(App and web page records)
+ + +
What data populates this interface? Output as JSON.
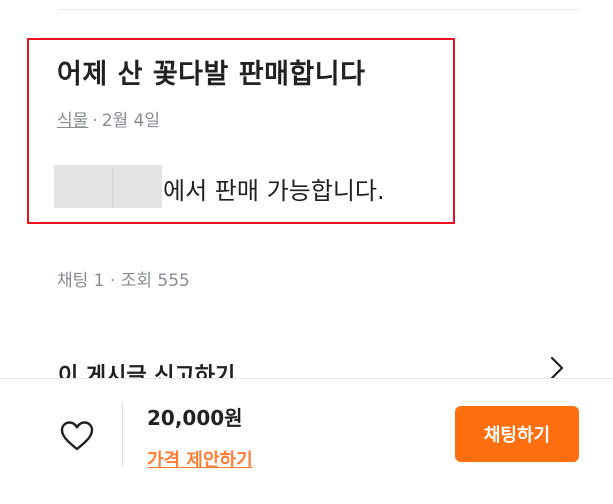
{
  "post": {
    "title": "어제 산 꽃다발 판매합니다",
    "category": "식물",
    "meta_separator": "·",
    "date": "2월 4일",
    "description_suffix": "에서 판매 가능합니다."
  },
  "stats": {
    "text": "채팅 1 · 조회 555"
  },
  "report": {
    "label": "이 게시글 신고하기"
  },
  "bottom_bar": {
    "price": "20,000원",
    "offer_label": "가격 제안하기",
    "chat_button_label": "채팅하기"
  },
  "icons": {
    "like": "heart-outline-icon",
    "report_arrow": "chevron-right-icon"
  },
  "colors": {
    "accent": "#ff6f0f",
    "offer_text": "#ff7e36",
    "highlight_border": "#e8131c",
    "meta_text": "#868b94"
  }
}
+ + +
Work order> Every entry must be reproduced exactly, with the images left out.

Answer to this problem>
What data populates this interface? Output as JSON.
{
  "post": {
    "title": "어제 산 꽃다발 판매합니다",
    "category": "식물",
    "meta_separator": "·",
    "date": "2월 4일",
    "description_suffix": "에서 판매 가능합니다."
  },
  "stats": {
    "text": "채팅 1 · 조회 555"
  },
  "report": {
    "label": "이 게시글 신고하기"
  },
  "bottom_bar": {
    "price": "20,000원",
    "offer_label": "가격 제안하기",
    "chat_button_label": "채팅하기"
  },
  "icons": {
    "like": "heart-outline-icon",
    "report_arrow": "chevron-right-icon"
  },
  "colors": {
    "accent": "#ff6f0f",
    "offer_text": "#ff7e36",
    "highlight_border": "#e8131c",
    "meta_text": "#868b94"
  }
}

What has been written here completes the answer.